Ancient cultures also saw the appearance of Sirius as signifying the onset of epidemics. Their fears were well founded, as summer flooding would also hatch a fresh wave of malaria and dengue fever-carrying mosquitoes.

Making a seasonal sighting of Sirius is fun and easy to do. The star is currently low to the southeast in the dawn, and rises successively higher each morning as August rolls on.

The following table can be used to aid your quest in Sirius-spotting.

Latitude north

Theoretical date when Sirius can 1st be spotted

32°

August 3rd

33°

August 4th

34°

August 5th

35°

August 6th

36°

August 7th

37°

August 8th

38°

August 9th

39°

August 10th

40°

August 11th

41°

August 12th

42°

August 13th

43°

August 14th

44°

August 15th

45°

August 16th

46°

August 17th

47°

August 18th

48°

August 19th

49°

August 20th

50°

August 21st

Thanks to “human astronomical computer extraordinaire” Ed Kotapish for the compilation!

Note that the table above is perpetual for years in the first half of the 21st century. Our friend, the Precession of the Equinoxes pivots the equinoctial points to the tune of about one degree every 72 years. The Earth’s axis completes one full “wobble” approximately every 26,000 years. Our rotational pole only happens to be currently pointing at Polaris in our lifetimes. Its closest approach is around 2100 AD, after which the north celestial pole and Polaris will begin to drift apart. Mark your calendars—Vega will be the pole star in 13,727 AD. And to the ancient Egyptians, Thuban in the constellation Draco was the Pole Star!

Near Luxor (Photo by author).
The Colossi of Memnon Near Luxor, just one of the amazing architectural projects carried out by the ancient Egyptians. (Photo by author).

Keep in mind, atmospheric extinction is your enemy in this quest, as it will knock normally brilliant magnitude -1.46 Sirius a whopping 40 times in brightness to around magnitude +2.4.

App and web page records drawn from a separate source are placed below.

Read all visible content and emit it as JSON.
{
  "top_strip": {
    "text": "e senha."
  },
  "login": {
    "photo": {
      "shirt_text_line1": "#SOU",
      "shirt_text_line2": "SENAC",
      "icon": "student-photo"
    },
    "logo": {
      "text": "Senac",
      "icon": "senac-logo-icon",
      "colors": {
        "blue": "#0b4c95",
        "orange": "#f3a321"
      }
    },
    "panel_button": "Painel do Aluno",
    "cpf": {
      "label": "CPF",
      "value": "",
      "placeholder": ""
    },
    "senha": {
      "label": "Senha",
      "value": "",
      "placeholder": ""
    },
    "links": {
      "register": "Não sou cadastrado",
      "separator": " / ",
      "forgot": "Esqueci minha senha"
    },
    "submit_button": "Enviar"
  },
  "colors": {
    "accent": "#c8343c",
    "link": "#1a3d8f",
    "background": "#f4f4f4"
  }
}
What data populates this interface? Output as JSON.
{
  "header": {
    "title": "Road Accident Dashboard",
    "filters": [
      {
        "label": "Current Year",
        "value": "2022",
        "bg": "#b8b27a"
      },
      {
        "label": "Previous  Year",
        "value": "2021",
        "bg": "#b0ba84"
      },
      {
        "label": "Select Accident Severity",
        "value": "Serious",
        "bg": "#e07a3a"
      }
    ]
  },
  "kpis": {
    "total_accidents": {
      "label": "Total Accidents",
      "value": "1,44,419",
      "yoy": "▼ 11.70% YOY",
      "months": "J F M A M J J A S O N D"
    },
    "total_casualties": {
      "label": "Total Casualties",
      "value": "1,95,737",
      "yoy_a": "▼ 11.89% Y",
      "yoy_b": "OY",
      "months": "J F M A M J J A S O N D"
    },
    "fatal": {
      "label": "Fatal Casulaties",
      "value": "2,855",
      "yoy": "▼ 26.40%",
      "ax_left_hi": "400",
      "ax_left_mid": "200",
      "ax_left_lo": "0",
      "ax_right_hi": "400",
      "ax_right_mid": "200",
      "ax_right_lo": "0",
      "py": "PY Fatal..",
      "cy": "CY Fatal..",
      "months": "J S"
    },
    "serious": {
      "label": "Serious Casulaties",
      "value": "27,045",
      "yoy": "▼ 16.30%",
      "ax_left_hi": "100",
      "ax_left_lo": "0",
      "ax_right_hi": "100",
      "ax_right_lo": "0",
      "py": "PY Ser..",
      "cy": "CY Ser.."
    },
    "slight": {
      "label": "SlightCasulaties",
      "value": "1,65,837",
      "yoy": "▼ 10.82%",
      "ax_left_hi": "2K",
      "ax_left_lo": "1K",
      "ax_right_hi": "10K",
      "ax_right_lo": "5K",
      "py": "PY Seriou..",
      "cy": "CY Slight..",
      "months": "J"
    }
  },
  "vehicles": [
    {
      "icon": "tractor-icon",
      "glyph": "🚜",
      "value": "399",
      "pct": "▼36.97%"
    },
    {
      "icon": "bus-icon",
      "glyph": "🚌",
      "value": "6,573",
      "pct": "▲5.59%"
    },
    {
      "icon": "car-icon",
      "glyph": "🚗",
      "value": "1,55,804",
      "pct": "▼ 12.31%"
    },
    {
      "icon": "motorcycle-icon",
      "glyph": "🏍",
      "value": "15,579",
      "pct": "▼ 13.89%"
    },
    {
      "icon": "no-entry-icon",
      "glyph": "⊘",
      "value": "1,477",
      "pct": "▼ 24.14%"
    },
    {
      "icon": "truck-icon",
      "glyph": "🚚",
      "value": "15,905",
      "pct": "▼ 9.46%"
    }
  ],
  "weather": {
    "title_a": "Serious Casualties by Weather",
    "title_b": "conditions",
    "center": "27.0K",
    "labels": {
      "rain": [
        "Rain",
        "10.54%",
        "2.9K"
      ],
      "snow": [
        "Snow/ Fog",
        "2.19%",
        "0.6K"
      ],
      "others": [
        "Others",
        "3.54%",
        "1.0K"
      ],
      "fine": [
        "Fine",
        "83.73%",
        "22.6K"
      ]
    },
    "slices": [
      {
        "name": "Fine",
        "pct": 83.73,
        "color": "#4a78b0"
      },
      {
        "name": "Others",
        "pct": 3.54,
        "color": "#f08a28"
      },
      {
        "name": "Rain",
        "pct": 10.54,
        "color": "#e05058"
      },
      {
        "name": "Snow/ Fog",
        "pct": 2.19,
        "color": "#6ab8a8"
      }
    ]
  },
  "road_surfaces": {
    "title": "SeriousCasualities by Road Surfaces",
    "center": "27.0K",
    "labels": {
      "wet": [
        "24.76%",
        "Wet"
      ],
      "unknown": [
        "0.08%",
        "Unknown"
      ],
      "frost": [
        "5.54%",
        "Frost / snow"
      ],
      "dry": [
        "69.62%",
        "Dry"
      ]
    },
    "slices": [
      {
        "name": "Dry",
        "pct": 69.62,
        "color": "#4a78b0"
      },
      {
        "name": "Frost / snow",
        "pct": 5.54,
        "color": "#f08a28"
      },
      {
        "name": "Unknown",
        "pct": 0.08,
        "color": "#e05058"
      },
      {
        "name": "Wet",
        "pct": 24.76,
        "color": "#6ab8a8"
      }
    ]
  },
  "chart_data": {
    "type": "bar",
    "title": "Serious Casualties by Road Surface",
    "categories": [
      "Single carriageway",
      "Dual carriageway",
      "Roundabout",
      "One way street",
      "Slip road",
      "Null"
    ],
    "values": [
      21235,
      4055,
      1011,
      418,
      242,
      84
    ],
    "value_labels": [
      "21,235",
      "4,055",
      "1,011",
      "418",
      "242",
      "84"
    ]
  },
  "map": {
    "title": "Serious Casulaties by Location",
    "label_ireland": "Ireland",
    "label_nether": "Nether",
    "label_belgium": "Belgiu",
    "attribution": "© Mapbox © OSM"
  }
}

Note that we have a nice line-up of planets in the dawn sky (see intro chart), which are joined by a waning crescent Moon this weekend. Jupiter and Mars ride high about an hour before sunrise, and if you can pick out Mercury at magnitude -0.5 directly below them, you should have a shot at spotting Sirius far to the south.

And don’t be afraid to “cheat” a little bit and use binoculars in your quest… we’ve even managed on occasion to track Sirius into the broad daylight. Just be sure to physically block the Sun behind a building or hill before attempting this feat!

Sirius as seen via Hubble- can you spy Sirius B? (NASA/ESA Hubble image).
Sirius as seen via Hubble- can you spy Sirius B? (Credit: NASA/ESA Hubble image).

Of course, the heliacal rising of Sirius prior to the flooding of the Nile was a convenient coincidence that the Egyptians used to their advantage. The ancients had little idea as to what they were seeing. At 8.6 light-years distant, Sirius is the brightest star in Earth’s sky during the current epoch. It’s also the second closest star visible to the naked eye from Earth. Only Alpha Centauri, located deep in the southern hemisphere sky is closer. The light you’re seeing from Sirius today left in early 2005, back before most of us had Facebook accounts.

Sirius also has a companion star, Sirius B. This star is the closest example of a white dwarf. Orbiting its primary once every 50 years, Sirius B has also been the center of a strange controversy we’ve explored in past writings concerning Dogon people of Mali.

Sirius B is difficult to nab in a telescope, owing to dazzling nearby Sirius A. This feat will get easier as Sirius B approaches apastron with a max separation of 11.5 arc seconds in  2025.

Some paleoastronomers have also puzzled over ancient records referring to Sirius as “red” in color.  While some have stated that this might overturn current astrophysical models, a far more likely explanation is its position low to the horizon for northern hemisphere observers. Many bright stars can take on a twinkling ruddy hue when seen low in the sky due to atmospheric distortion.

Let the Dog Days of Summer (& astronomy) begin! (Photo by author).
Let the Dog Days of Summer (& astronomy) begin! (Photo by author).

All great facts to ponder during these Dog Days of early August, perhaps as the sky brightens during the dawn and your vigil for the Perseid meteors draws to an end!